Saying he was too tired to go on, the Governor of the overwhelmed refugee and migrant detention center on the island of Lesbos has quit after three years during which successive Greek governments have done little to help.
Yiannis Balbakakis is credited with creating “safe zones” to protect unaccompanied underage refugees, women and single-parent families, said the state-run Athens-Macedonia News Agency (ANA-MPA) in a report on his resignation.
“I leave with my head held high for doing what I had to in difficult circumstances. I do not leave as a thief, nor do I leave as a protesting politician. I leave because I have to leave. I’m tired,” he told the agency adding that he submitted his resignation to the Citizen Protection Ministry citing that he was “tired” of trying to cope there.
The camp, which is a disused military base, has been repeatedly criticized by humanitarian organizations for its squalid living conditions with the BBC, which visited, calling it “the worst in the world,” and those living there abandoned by the European Union which closed its borders to them, dumping the problem on Greece.
The facility has been housing more than 10,000 people, nearly four times its maximum capacity. The new New Democracy government has begun to move some to mainland camps and centers already using another 50,000, which the former ruling Radical Left SYRIZA said it couldn’t do because it would violate terms of an EU swap deal with Turkey.
Most of the 22,700 in Aegean island camps were sent there by human traffickers that Turkey lets operate in a bid to relieve that country of an overload of people who first went there from the Middle East and other countries, hoping to eventually get to the EU.
In a bid to ease the pressure and improve living conditions at the camp, authorities in early September moved about 1,400 refugees and migrants to facilities on the mainland but thousands more have arrived over the summer.
The government said it would speed the process of reviewing asylum applications, with virtually all those in the camps and centers seeking sanctuary to prevent being sent back to Turkey and an unknown fate but Prime Minister Kyriakos Mitsotakis said deportations would also be stepped up for those deemed ineligible.
The relocation of migrants from island camps is one of a series of emergency measures decided by a government council after the arrival of more than 500 people on Sept. 5, the largest number in one day since the peak of the refugee crisis in 2016.

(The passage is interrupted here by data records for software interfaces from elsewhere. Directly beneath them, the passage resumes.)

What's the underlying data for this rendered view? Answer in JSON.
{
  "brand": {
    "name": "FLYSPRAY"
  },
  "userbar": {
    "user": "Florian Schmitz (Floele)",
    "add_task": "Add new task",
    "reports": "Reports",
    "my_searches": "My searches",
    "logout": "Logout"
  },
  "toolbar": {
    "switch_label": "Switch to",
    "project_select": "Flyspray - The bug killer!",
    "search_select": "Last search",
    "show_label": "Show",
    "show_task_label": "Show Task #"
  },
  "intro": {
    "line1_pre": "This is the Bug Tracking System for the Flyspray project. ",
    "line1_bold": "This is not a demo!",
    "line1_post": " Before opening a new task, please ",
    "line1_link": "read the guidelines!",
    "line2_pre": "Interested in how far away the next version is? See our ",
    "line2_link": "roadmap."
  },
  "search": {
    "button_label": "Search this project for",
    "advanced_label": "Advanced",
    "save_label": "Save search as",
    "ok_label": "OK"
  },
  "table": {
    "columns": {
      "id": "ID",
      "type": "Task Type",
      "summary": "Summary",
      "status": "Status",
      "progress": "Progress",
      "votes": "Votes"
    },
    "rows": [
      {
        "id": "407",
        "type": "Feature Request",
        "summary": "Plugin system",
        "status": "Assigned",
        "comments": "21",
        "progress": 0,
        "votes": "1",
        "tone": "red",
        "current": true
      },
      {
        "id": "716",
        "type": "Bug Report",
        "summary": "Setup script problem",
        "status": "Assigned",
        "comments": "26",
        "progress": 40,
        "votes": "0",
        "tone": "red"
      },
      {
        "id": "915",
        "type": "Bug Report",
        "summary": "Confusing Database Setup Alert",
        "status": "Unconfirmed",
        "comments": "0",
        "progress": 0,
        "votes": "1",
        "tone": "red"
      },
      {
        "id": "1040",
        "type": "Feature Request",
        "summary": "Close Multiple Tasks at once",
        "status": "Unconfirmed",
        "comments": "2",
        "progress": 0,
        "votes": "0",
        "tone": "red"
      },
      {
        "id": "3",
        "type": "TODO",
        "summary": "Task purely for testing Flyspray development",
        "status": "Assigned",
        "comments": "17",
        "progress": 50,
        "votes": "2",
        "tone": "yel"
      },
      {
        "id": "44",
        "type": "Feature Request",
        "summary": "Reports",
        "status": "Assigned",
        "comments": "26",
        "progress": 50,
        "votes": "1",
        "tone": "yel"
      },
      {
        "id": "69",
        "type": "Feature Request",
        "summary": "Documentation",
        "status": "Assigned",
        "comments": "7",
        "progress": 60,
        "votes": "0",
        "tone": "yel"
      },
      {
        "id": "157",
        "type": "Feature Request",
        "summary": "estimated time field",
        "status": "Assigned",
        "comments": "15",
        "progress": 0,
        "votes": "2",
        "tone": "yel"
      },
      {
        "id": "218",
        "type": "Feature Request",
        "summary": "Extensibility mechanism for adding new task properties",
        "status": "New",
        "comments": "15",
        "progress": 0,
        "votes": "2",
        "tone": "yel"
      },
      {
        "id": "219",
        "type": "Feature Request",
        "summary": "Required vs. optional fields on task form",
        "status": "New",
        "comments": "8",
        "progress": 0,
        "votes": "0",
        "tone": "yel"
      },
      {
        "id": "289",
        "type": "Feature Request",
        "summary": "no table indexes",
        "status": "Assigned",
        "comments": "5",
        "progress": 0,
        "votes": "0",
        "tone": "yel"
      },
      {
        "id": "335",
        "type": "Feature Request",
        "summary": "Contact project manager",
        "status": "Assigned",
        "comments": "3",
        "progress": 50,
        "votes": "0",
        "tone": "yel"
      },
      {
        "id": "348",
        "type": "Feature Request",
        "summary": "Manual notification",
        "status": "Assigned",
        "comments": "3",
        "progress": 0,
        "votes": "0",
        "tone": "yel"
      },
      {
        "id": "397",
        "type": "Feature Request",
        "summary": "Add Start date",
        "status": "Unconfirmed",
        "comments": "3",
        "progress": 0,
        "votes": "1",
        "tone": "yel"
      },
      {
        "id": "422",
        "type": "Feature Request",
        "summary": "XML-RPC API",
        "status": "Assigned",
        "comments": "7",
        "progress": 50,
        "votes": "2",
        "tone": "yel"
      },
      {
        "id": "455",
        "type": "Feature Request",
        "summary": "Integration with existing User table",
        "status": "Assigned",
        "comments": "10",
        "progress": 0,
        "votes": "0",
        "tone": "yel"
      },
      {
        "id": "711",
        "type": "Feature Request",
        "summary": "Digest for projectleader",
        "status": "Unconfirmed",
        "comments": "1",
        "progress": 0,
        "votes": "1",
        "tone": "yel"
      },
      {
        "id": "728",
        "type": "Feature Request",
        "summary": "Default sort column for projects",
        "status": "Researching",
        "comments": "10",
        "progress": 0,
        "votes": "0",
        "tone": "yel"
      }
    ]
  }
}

In addition to relocations from the islands, the authorities are to bolster border controls and policing on the islands and the mainland which officials there have been seeking for the past few years to no avail.